Records contained in a dataset:

#####

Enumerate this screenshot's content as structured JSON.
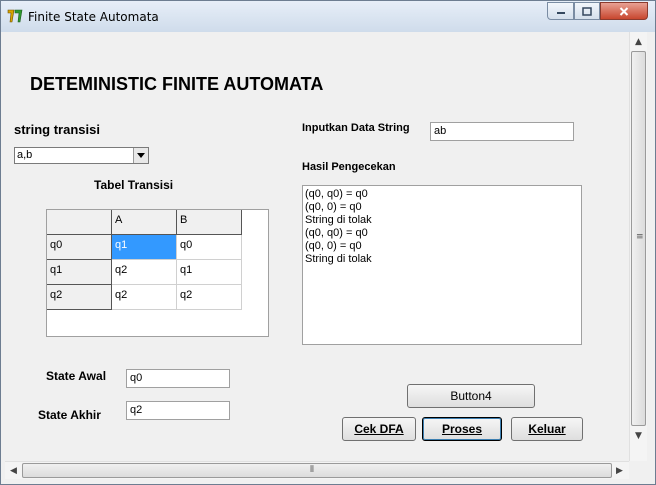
{
  "window": {
    "title": "Finite State Automata",
    "app_icon": "app-logo-icon",
    "controls": {
      "minimize_icon": "minimize-icon",
      "maximize_icon": "maximize-icon",
      "close_icon": "close-icon"
    }
  },
  "heading": "DETEMINISTIC FINITE AUTOMATA",
  "transition": {
    "label": "string transisi",
    "combo_value": "a,b",
    "table_title": "Tabel Transisi",
    "columns": [
      "",
      "A",
      "B"
    ],
    "rows": [
      [
        "q0",
        "q1",
        "q0"
      ],
      [
        "q1",
        "q2",
        "q1"
      ],
      [
        "q2",
        "q2",
        "q2"
      ]
    ]
  },
  "input_string": {
    "label": "Inputkan Data String",
    "value": "ab"
  },
  "result": {
    "label": "Hasil Pengecekan",
    "lines": [
      "(q0, q0) = q0",
      "(q0, 0) = q0",
      "String di tolak",
      "(q0, q0) = q0",
      "(q0, 0) = q0",
      "String di tolak"
    ]
  },
  "state_awal": {
    "label": "State Awal",
    "value": "q0"
  },
  "state_akhir": {
    "label": "State Akhir",
    "value": "q2"
  },
  "buttons": {
    "button4": "Button4",
    "cek_dfa": "Cek DFA",
    "proses": "Proses",
    "keluar": "Keluar"
  },
  "colors": {
    "selection": "#3399ff",
    "background": "#f0f0f0"
  }
}
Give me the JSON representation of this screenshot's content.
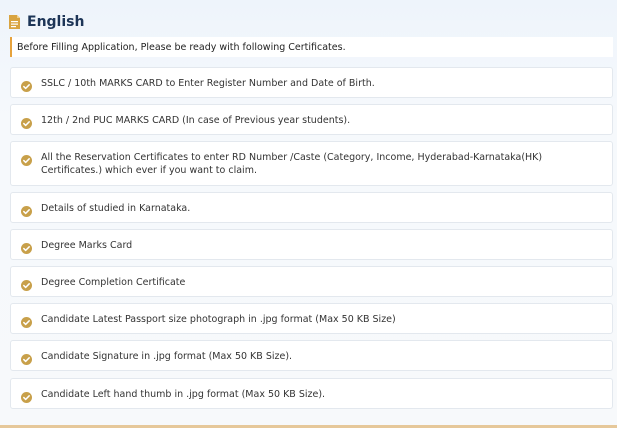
{
  "header": {
    "title": "English",
    "icon": "document-icon",
    "icon_color": "#d9a441"
  },
  "notice": {
    "text": "Before Filling Application, Please be ready with following Certificates.",
    "accent_color": "#e6a23c"
  },
  "certificates": {
    "check_color": "#c8a04a",
    "items": [
      {
        "label": "SSLC / 10th MARKS CARD to Enter Register Number and Date of Birth."
      },
      {
        "label": "12th / 2nd PUC MARKS CARD (In case of Previous year students)."
      },
      {
        "label": "All the Reservation Certificates to enter RD Number /Caste (Category, Income, Hyderabad-Karnataka(HK) Certificates.) which ever if you want to claim."
      },
      {
        "label": "Details of studied in Karnataka."
      },
      {
        "label": "Degree Marks Card"
      },
      {
        "label": "Degree Completion Certificate"
      },
      {
        "label": "Candidate Latest Passport size photograph in .jpg format (Max 50 KB Size)"
      },
      {
        "label": "Candidate Signature in .jpg format (Max 50 KB Size)."
      },
      {
        "label": "Candidate Left hand thumb in .jpg format (Max 50 KB Size)."
      }
    ]
  }
}
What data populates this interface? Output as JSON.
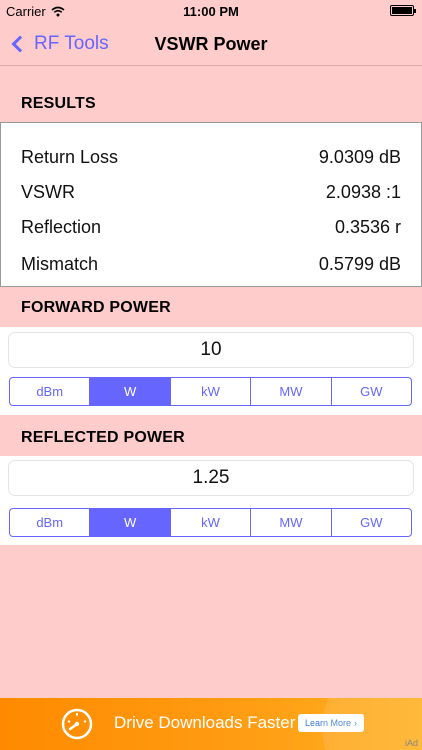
{
  "status_bar": {
    "carrier": "Carrier",
    "time": "11:00 PM"
  },
  "nav": {
    "back_label": "RF Tools",
    "title": "VSWR Power"
  },
  "results": {
    "header": "RESULTS",
    "rows": [
      {
        "label": "Return Loss",
        "value": "9.0309 dB"
      },
      {
        "label": "VSWR",
        "value": "2.0938 :1"
      },
      {
        "label": "Reflection",
        "value": "0.3536 r"
      },
      {
        "label": "Mismatch",
        "value": "0.5799 dB"
      }
    ]
  },
  "forward": {
    "header": "FORWARD POWER",
    "value": "10",
    "units": [
      "dBm",
      "W",
      "kW",
      "MW",
      "GW"
    ],
    "selected_unit": "W"
  },
  "reflected": {
    "header": "REFLECTED POWER",
    "value": "1.25",
    "units": [
      "dBm",
      "W",
      "kW",
      "MW",
      "GW"
    ],
    "selected_unit": "W"
  },
  "ad": {
    "text": "Drive Downloads Faster",
    "button": "Learn More",
    "label": "iAd"
  },
  "colors": {
    "background": "#ffcccc",
    "accent": "#6666ff",
    "ad_orange": "#ff9c12"
  }
}
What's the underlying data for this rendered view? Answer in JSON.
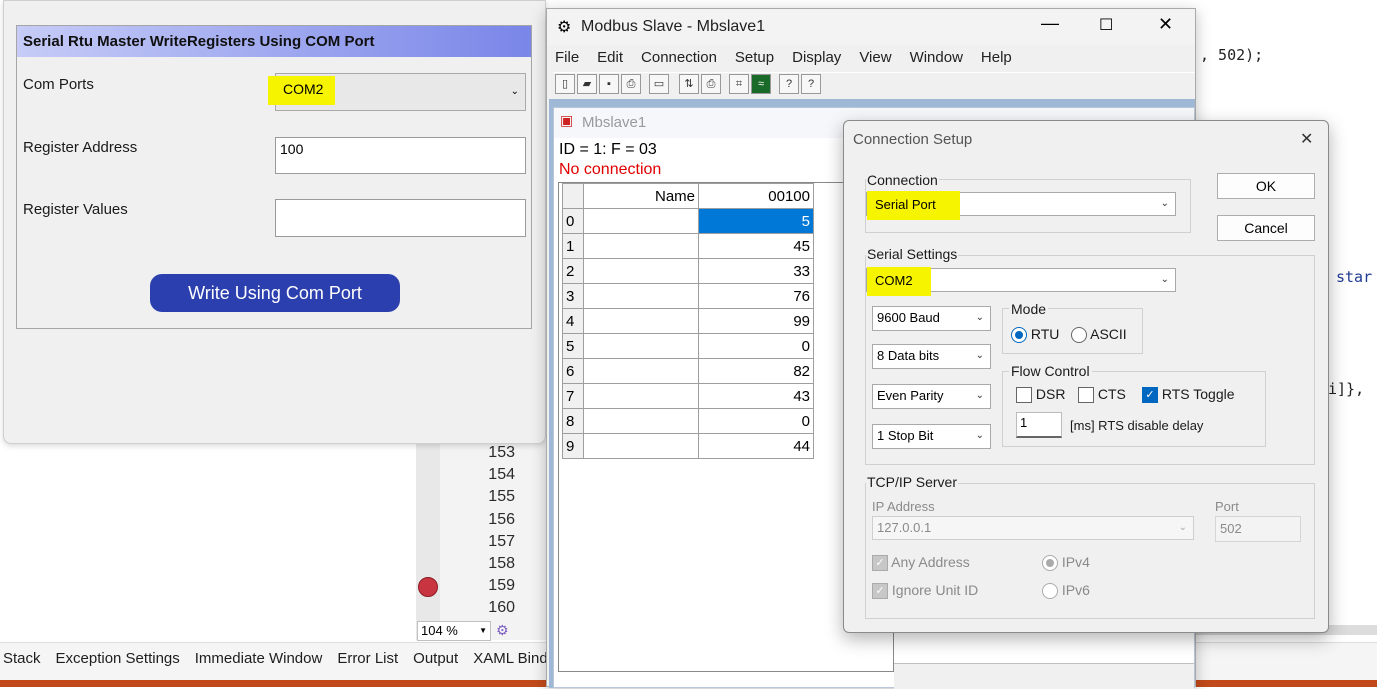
{
  "ide": {
    "code_right_1": ", 502);",
    "code_right_2": "star",
    "code_right_3": "i]},",
    "line_numbers": [
      "153",
      "154",
      "155",
      "156",
      "157",
      "158",
      "159",
      "160"
    ],
    "zoom": "104 %",
    "bottom_tabs": [
      "Stack",
      "Exception Settings",
      "Immediate Window",
      "Error List",
      "Output",
      "XAML Bindi"
    ]
  },
  "form": {
    "title": "Serial Rtu Master WriteRegisters Using COM Port",
    "com_ports_label": "Com Ports",
    "com_ports_value": "COM2",
    "register_address_label": "Register Address",
    "register_address_value": "100",
    "register_values_label": "Register Values",
    "register_values_value": "",
    "write_button": "Write Using Com Port"
  },
  "modbus": {
    "title": "Modbus Slave - Mbslave1",
    "menu": [
      "File",
      "Edit",
      "Connection",
      "Setup",
      "Display",
      "View",
      "Window",
      "Help"
    ],
    "child_title": "Mbslave1",
    "status_line": "ID = 1: F = 03",
    "error_line": "No connection",
    "colors": {
      "error": "#e00000",
      "selection": "#0078d7"
    },
    "grid": {
      "headers": [
        "Name",
        "00100"
      ],
      "rows": [
        {
          "idx": "0",
          "value": "5"
        },
        {
          "idx": "1",
          "value": "45"
        },
        {
          "idx": "2",
          "value": "33"
        },
        {
          "idx": "3",
          "value": "76"
        },
        {
          "idx": "4",
          "value": "99"
        },
        {
          "idx": "5",
          "value": "0"
        },
        {
          "idx": "6",
          "value": "82"
        },
        {
          "idx": "7",
          "value": "43"
        },
        {
          "idx": "8",
          "value": "0"
        },
        {
          "idx": "9",
          "value": "44"
        }
      ]
    }
  },
  "dialog": {
    "title": "Connection Setup",
    "connection_label": "Connection",
    "connection_value": "Serial Port",
    "ok": "OK",
    "cancel": "Cancel",
    "serial_settings_label": "Serial Settings",
    "port_value": "COM2",
    "baud": "9600 Baud",
    "data_bits": "8 Data bits",
    "parity": "Even Parity",
    "stop_bits": "1 Stop Bit",
    "mode_label": "Mode",
    "mode_rtu": "RTU",
    "mode_ascii": "ASCII",
    "flow_label": "Flow Control",
    "dsr": "DSR",
    "cts": "CTS",
    "rts_toggle": "RTS Toggle",
    "rts_delay_value": "1",
    "rts_delay_label": "[ms] RTS disable delay",
    "tcp_label": "TCP/IP Server",
    "ip_label": "IP Address",
    "ip_value": "127.0.0.1",
    "port_label": "Port",
    "port_num": "502",
    "any_address": "Any Address",
    "ignore_unit": "Ignore Unit ID",
    "ipv4": "IPv4",
    "ipv6": "IPv6"
  }
}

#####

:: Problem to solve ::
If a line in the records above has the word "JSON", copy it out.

:: Response area ::
Enumerate this screenshot's content as structured JSON.
Give me the JSON representation of this screenshot's content.
What data populates this interface? Output as JSON.
What's the underlying data for this rendered view? Answer in JSON.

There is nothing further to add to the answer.